[Task details]
Among the entries that follow, find every line with the word "school" and list it.

::: Exercise data

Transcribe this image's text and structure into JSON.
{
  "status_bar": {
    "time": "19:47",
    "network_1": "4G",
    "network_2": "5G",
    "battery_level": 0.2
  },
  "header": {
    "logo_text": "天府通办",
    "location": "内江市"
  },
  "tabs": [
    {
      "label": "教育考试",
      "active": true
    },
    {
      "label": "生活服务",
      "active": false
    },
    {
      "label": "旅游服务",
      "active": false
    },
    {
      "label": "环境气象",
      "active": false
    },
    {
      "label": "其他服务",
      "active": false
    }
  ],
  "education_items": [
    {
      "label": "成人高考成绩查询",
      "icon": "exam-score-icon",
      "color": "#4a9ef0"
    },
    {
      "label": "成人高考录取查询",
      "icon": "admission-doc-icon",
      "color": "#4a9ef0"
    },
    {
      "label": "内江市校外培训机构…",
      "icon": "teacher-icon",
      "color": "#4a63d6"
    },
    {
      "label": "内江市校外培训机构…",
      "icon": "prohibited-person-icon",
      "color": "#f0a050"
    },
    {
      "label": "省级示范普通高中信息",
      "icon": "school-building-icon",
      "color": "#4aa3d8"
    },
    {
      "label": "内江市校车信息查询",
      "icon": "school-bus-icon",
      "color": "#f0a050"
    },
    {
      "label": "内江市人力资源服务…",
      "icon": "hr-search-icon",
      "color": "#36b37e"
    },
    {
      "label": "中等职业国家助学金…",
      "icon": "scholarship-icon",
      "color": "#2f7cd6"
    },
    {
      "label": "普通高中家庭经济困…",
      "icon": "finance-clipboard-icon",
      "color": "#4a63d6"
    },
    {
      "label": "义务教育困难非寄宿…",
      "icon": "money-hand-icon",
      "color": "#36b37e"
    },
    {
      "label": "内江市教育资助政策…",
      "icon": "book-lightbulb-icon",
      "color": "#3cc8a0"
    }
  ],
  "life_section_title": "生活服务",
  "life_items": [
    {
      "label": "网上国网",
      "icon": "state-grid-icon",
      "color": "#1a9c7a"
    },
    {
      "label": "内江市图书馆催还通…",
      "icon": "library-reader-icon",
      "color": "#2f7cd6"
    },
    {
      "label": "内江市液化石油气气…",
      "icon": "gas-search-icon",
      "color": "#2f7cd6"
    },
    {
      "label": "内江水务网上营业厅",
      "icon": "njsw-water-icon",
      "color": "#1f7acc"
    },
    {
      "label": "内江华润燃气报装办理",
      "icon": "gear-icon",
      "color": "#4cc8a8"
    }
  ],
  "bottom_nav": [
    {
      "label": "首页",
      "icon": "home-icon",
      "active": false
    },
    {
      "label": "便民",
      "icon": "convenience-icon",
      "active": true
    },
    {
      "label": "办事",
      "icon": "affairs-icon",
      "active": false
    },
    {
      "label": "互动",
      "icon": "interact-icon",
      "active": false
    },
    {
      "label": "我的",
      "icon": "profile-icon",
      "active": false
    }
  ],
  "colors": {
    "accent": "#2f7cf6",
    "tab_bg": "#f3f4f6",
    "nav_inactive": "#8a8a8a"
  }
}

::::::

[Result of the task]
      "icon": "school-building-icon",
      "icon": "school-bus-icon",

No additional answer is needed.